Her jewelry business required a low investment, as she worked with sterling silver, not precious stones or gold. She was also doing her own production, so her tech skills of risk analysis were put to work as she started Waddevah, Inc. (www.waddevah.com) in New York City.
She's still relying on her Web savvy to manage her company's Web site, where much of their sales come from. Shortt says she's constantly measuring and tracking results, deciding between pay-per-click or paid keywords, and managing direct mail and print advertising. She's also managing other folks who help with manufacturing.
Even with her new skills, she isn't about to go back to being a tech employee. Running her own business allows Shortt to see her children during the day. She still puts in lots of time, but has far more flexible hours, doing much of her work at night.

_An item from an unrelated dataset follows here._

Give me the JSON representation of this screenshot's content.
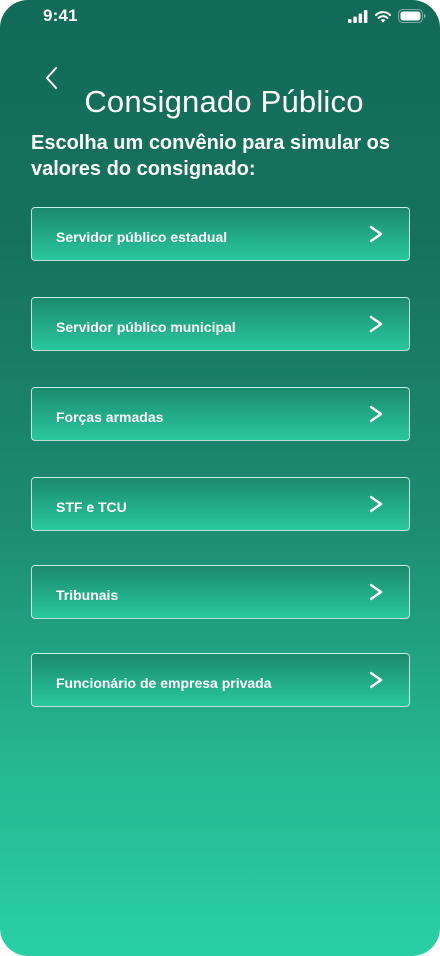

While Jacobs and Shortt knew when it was time to change careers, the decision is not always easy. Karyl Innis, CEO of TheInnisCompany in Dallas (www.inniscompany.com) suggests that if you're looking for a job, but can't or won't relocate or when you can't or won't suffer non-techies, it may be time to get out of tech. A performance evaluation in the bottom 25%, being skipped for a raise when others received one, or rarely being selected for special task forces are also warning signs.
As a provider of outplacement services, Innis has observed that IT professionals have certain skills sets that transfer well to the non-tech world, such as the ability to set plans and solve problems, focusing on facts and detail. There is a weakness too. "Most techies don't have a soft side," says Innis. "In business, the human side is as much of the equation as the fact set."
Getting out of tech altogether isn't right for everybody. People need to evaluate what they like and dislike about their job. Innis advises drawing a three-ring graph, with one ring representing skills, one for interests, and one for current market conditions. The intersection of the three rings is where a new job or career might be found.
"People leave people, not companies," said Innis. It's a common mistake to talk about leaving the profession instead of the situation. Sometimes a change of environment is what's really needed. "Don't leave tech if you're good at it."
Jon Boroshok is an accomplished strategist and freelance writer in Groton, Mass. His articles and columns have appeared in The Boston Globe, The Christian Science Monitor, Crain Communications, ZDNet, CMP Publications, and TechLiving magazine.